While reading Tyson’s new edition of the Fourth Book of Occult Philosophy of pseudo-Agrippa, I was reminded of the Liber Spirituum, or Book of Spirits. Such a work is not a grimoire in the strict sense, but rather a tool that a magician might use to quickly call upon particular spirits without the rigamarole of fasting, prayer, and elaborate conjurations typical of the grimoires. The book itself needed to be consecrated and, in some cases, signed by each spirit mentioned therein.
The Fourth Book contains the following passage, quoted from Joe Peterson’s e-text:
And this book must be inscribed after this maner: that is to say, Let there be placed on the left side the image of the spirit, and on the right side his character, with the Oasth above it, containing the name of the spirit, and his dignity and place, with his office and power. Yet very many do compose this book otherwise, omitting the characters or image: but it is more efficacious not to neglect any thing which conduceth to it.
Some have insisted that the Liber Spirituum practice originated in the Fourth Book, but what that work actually states is that this is a pre-existing tradition, with enough variation to cause arguments about how it should be properly done.
If this is the case, then, why have we found so few of these books?
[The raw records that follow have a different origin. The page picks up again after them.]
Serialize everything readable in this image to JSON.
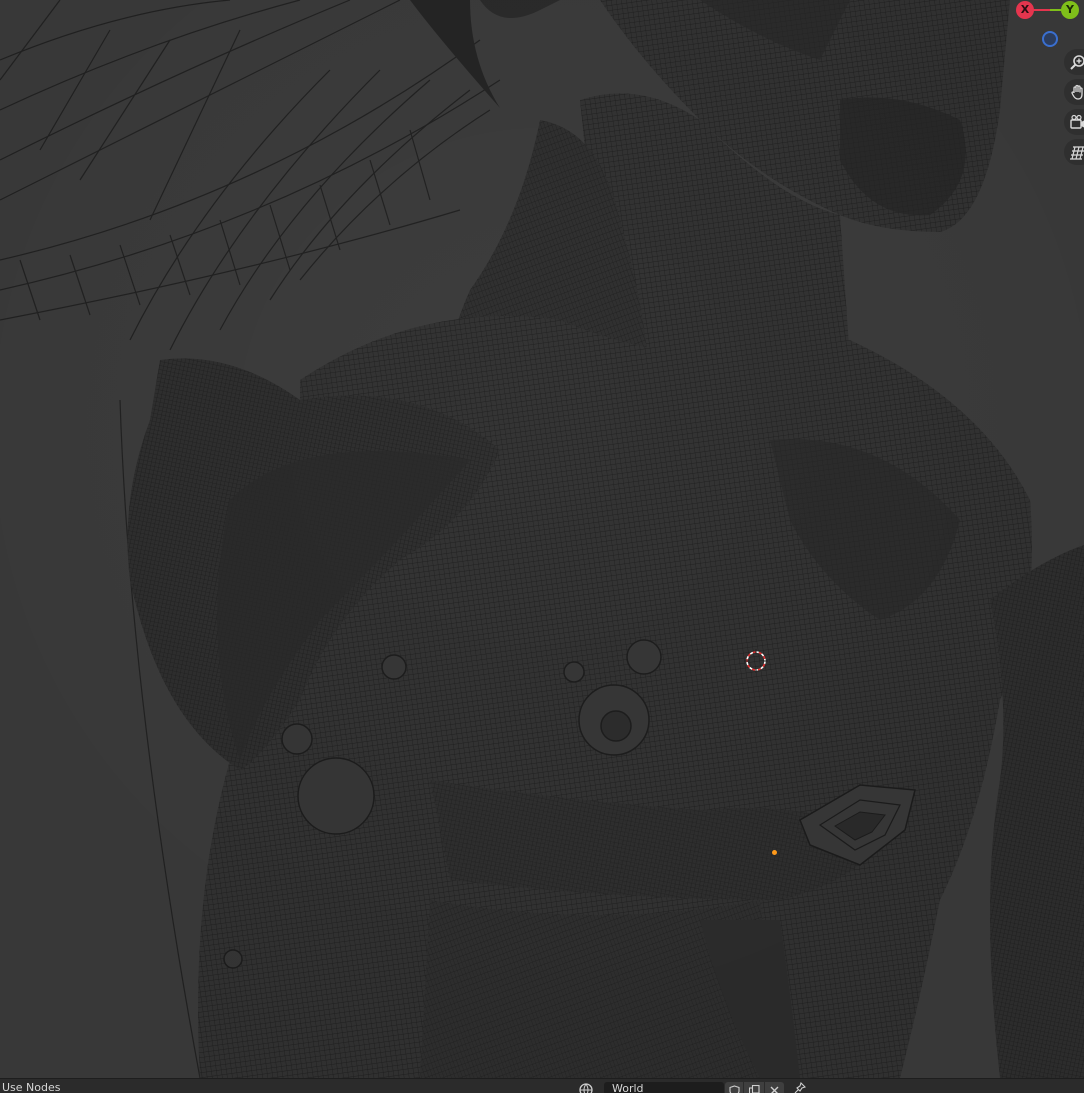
{
  "viewport": {
    "background_color": "#3d3d3d",
    "mesh_fill_color": "#333333",
    "wire_color": "#1a1a1a",
    "cursor_color_a": "#e03030",
    "cursor_color_b": "#ffffff",
    "origin_color": "#ff9a1a"
  },
  "gizmo": {
    "x_label": "X",
    "y_label": "Y",
    "x_color": "#e5354e",
    "y_color": "#7fbf1a",
    "z_color": "#3a6fd0"
  },
  "nav_buttons": [
    {
      "icon": "zoom-icon"
    },
    {
      "icon": "hand-pan-icon"
    },
    {
      "icon": "camera-icon"
    },
    {
      "icon": "grid-ortho-icon"
    }
  ],
  "header": {
    "editor_type": "Use Nodes",
    "world_name": "World",
    "world_icon": "world-icon",
    "buttons": [
      "shield-fake-user-icon",
      "duplicate-icon",
      "close-icon"
    ],
    "pin_icon": "pin-icon"
  }
}
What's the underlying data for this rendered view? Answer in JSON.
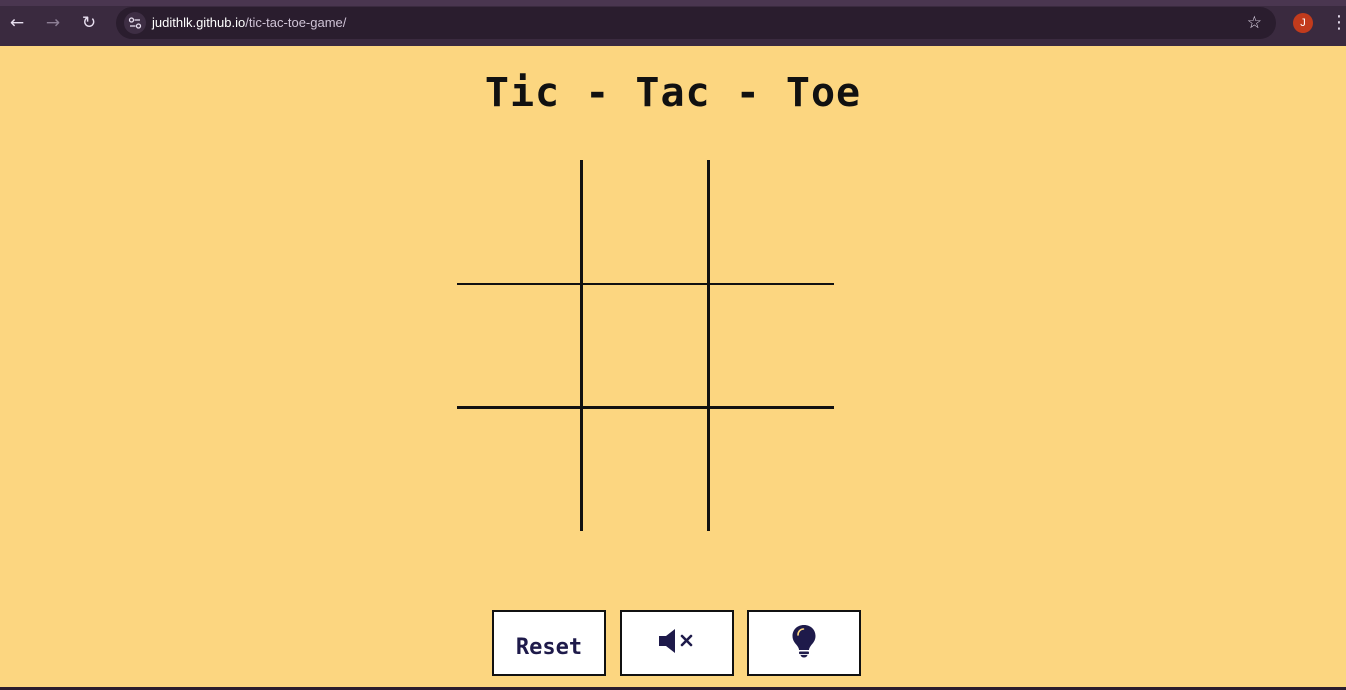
{
  "browser": {
    "url_host": "judithlk.github.io",
    "url_path": "/tic-tac-toe-game/",
    "profile_initial": "J",
    "icons": [
      "back-arrow-icon",
      "forward-arrow-icon",
      "reload-icon",
      "site-info-icon",
      "bookmark-star-icon",
      "more-menu-icon"
    ]
  },
  "page": {
    "title": "Tic - Tac - Toe"
  },
  "board": {
    "cells": [
      "",
      "",
      "",
      "",
      "",
      "",
      "",
      "",
      ""
    ]
  },
  "controls": {
    "reset_label": "Reset",
    "sound_icon": "speaker-muted-icon",
    "hint_icon": "lightbulb-icon"
  },
  "colors": {
    "background": "#fcd680",
    "browser_chrome": "#3a2a3f",
    "button_text": "#1e1a4a",
    "profile_avatar": "#c23b1c"
  }
}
I’ve been trying to come up with an example of an honest-to-goodness Liber Spirituum, and I can’t recall one that was ever reported. Of course, this would have been a magician’s most treasured work, and many would have been quickly consigned to the flames if found, but the lack of these works baffles me. Any thoughts?